*** Entries supplied ***
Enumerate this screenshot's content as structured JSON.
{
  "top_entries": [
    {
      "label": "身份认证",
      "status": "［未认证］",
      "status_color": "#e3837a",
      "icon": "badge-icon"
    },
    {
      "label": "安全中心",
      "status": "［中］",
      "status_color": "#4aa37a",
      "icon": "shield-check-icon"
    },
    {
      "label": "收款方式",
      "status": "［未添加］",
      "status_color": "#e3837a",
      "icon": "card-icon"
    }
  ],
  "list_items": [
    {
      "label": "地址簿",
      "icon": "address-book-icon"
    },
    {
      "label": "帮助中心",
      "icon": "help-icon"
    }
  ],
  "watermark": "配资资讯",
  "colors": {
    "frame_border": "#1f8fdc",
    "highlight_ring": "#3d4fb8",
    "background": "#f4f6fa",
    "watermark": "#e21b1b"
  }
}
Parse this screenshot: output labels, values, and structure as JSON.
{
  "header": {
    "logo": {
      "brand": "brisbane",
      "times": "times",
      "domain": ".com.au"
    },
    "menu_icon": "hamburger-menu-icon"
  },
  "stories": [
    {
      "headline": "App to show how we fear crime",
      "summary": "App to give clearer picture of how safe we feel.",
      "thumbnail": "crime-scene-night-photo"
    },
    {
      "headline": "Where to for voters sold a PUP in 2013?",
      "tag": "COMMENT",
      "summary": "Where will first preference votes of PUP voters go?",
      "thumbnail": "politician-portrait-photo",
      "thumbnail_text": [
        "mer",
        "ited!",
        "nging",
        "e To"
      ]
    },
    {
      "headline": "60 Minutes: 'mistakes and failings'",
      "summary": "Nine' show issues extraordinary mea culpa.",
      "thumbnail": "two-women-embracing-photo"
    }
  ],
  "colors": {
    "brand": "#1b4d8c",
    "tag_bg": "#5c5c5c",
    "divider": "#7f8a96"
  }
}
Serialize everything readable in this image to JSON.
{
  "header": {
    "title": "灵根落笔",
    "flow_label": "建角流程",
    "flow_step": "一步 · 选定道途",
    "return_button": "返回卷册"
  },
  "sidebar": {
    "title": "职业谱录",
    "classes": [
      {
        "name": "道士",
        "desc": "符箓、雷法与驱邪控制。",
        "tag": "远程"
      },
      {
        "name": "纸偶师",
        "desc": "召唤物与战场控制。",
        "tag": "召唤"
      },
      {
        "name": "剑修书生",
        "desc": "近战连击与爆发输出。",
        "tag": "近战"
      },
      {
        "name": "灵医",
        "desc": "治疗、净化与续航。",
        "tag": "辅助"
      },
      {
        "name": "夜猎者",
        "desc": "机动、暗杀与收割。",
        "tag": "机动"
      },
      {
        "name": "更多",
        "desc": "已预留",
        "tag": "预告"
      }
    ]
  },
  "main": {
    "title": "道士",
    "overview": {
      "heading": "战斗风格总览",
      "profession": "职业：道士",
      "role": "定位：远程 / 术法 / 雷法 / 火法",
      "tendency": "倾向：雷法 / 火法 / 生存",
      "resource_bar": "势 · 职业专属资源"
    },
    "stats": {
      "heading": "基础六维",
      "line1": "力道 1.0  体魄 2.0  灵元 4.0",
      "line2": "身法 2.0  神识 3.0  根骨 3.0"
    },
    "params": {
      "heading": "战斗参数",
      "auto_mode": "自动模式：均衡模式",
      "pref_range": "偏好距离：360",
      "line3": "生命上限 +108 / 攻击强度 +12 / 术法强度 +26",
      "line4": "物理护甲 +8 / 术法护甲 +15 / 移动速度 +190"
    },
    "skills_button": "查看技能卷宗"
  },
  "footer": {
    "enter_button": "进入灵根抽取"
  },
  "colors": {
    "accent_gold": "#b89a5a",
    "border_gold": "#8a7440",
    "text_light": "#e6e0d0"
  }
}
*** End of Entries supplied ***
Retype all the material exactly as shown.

Enumerate this screenshot's content as structured JSON.
{
  "top_entries": [
    {
      "label": "身份认证",
      "status": "［未认证］",
      "status_color": "#e3837a",
      "icon": "badge-icon"
    },
    {
      "label": "安全中心",
      "status": "［中］",
      "status_color": "#4aa37a",
      "icon": "shield-check-icon"
    },
    {
      "label": "收款方式",
      "status": "［未添加］",
      "status_color": "#e3837a",
      "icon": "card-icon"
    }
  ],
  "list_items": [
    {
      "label": "地址簿",
      "icon": "address-book-icon"
    },
    {
      "label": "帮助中心",
      "icon": "help-icon"
    }
  ],
  "watermark": "配资资讯",
  "colors": {
    "frame_border": "#1f8fdc",
    "highlight_ring": "#3d4fb8",
    "background": "#f4f6fa",
    "watermark": "#e21b1b"
  }
}
Parse this screenshot: output labels, values, and structure as JSON.
{
  "header": {
    "logo": {
      "brand": "brisbane",
      "times": "times",
      "domain": ".com.au"
    },
    "menu_icon": "hamburger-menu-icon"
  },
  "stories": [
    {
      "headline": "App to show how we fear crime",
      "summary": "App to give clearer picture of how safe we feel.",
      "thumbnail": "crime-scene-night-photo"
    },
    {
      "headline": "Where to for voters sold a PUP in 2013?",
      "tag": "COMMENT",
      "summary": "Where will first preference votes of PUP voters go?",
      "thumbnail": "politician-portrait-photo",
      "thumbnail_text": [
        "mer",
        "ited!",
        "nging",
        "e To"
      ]
    },
    {
      "headline": "60 Minutes: 'mistakes and failings'",
      "summary": "Nine' show issues extraordinary mea culpa.",
      "thumbnail": "two-women-embracing-photo"
    }
  ],
  "colors": {
    "brand": "#1b4d8c",
    "tag_bg": "#5c5c5c",
    "divider": "#7f8a96"
  }
}
Serialize everything readable in this image to JSON.
{
  "header": {
    "title": "灵根落笔",
    "flow_label": "建角流程",
    "flow_step": "一步 · 选定道途",
    "return_button": "返回卷册"
  },
  "sidebar": {
    "title": "职业谱录",
    "classes": [
      {
        "name": "道士",
        "desc": "符箓、雷法与驱邪控制。",
        "tag": "远程"
      },
      {
        "name": "纸偶师",
        "desc": "召唤物与战场控制。",
        "tag": "召唤"
      },
      {
        "name": "剑修书生",
        "desc": "近战连击与爆发输出。",
        "tag": "近战"
      },
      {
        "name": "灵医",
        "desc": "治疗、净化与续航。",
        "tag": "辅助"
      },
      {
        "name": "夜猎者",
        "desc": "机动、暗杀与收割。",
        "tag": "机动"
      },
      {
        "name": "更多",
        "desc": "已预留",
        "tag": "预告"
      }
    ]
  },
  "main": {
    "title": "道士",
    "overview": {
      "heading": "战斗风格总览",
      "profession": "职业：道士",
      "role": "定位：远程 / 术法 / 雷法 / 火法",
      "tendency": "倾向：雷法 / 火法 / 生存",
      "resource_bar": "势 · 职业专属资源"
    },
    "stats": {
      "heading": "基础六维",
      "line1": "力道 1.0  体魄 2.0  灵元 4.0",
      "line2": "身法 2.0  神识 3.0  根骨 3.0"
    },
    "params": {
      "heading": "战斗参数",
      "auto_mode": "自动模式：均衡模式",
      "pref_range": "偏好距离：360",
      "line3": "生命上限 +108 / 攻击强度 +12 / 术法强度 +26",
      "line4": "物理护甲 +8 / 术法护甲 +15 / 移动速度 +190"
    },
    "skills_button": "查看技能卷宗"
  },
  "footer": {
    "enter_button": "进入灵根抽取"
  },
  "colors": {
    "accent_gold": "#b89a5a",
    "border_gold": "#8a7440",
    "text_light": "#e6e0d0"
  }
}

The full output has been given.